* _THE DATA_:
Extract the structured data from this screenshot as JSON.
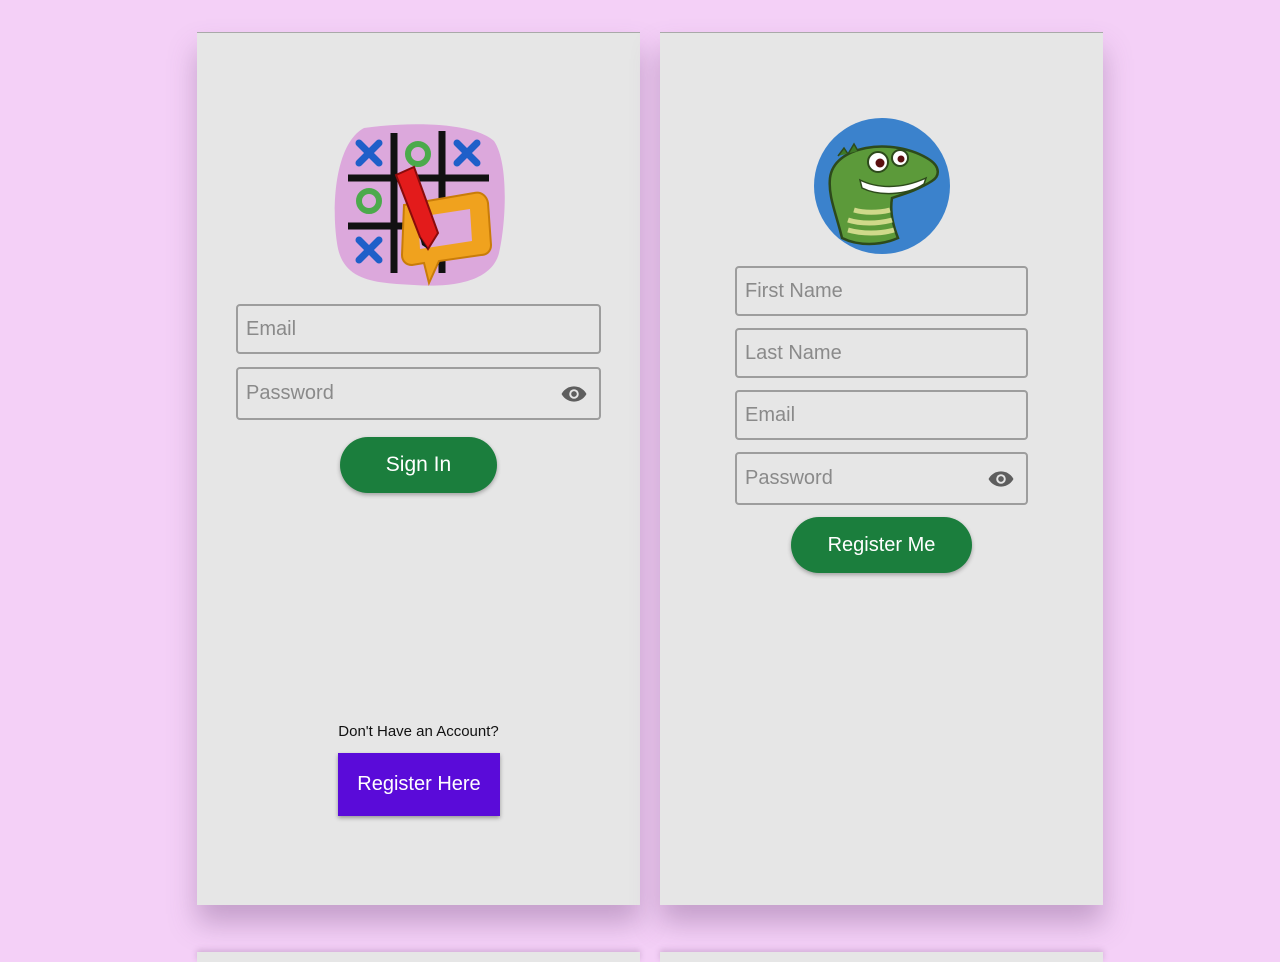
{
  "login": {
    "email_placeholder": "Email",
    "password_placeholder": "Password",
    "sign_in_label": "Sign In",
    "no_account_text": "Don't Have an Account?",
    "register_here_label": "Register Here"
  },
  "register": {
    "first_name_placeholder": "First Name",
    "last_name_placeholder": "Last Name",
    "email_placeholder": "Email",
    "password_placeholder": "Password",
    "register_me_label": "Register Me"
  },
  "colors": {
    "background": "#f4d0f7",
    "screen": "#e6e6e6",
    "primary_button": "#1b7e3d",
    "register_here_button": "#5a0bd9",
    "logo_circle": "#3b82cc"
  },
  "icons": {
    "app_logo": "tic-tac-toe-logo-icon",
    "avatar": "crocodile-avatar-icon",
    "password_toggle": "eye-icon"
  }
}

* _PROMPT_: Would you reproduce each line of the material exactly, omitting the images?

* _ANSWER SECTION_:
Extract the structured data from this screenshot as JSON.
{
  "login": {
    "email_placeholder": "Email",
    "password_placeholder": "Password",
    "sign_in_label": "Sign In",
    "no_account_text": "Don't Have an Account?",
    "register_here_label": "Register Here"
  },
  "register": {
    "first_name_placeholder": "First Name",
    "last_name_placeholder": "Last Name",
    "email_placeholder": "Email",
    "password_placeholder": "Password",
    "register_me_label": "Register Me"
  },
  "colors": {
    "background": "#f4d0f7",
    "screen": "#e6e6e6",
    "primary_button": "#1b7e3d",
    "register_here_button": "#5a0bd9",
    "logo_circle": "#3b82cc"
  },
  "icons": {
    "app_logo": "tic-tac-toe-logo-icon",
    "avatar": "crocodile-avatar-icon",
    "password_toggle": "eye-icon"
  }
}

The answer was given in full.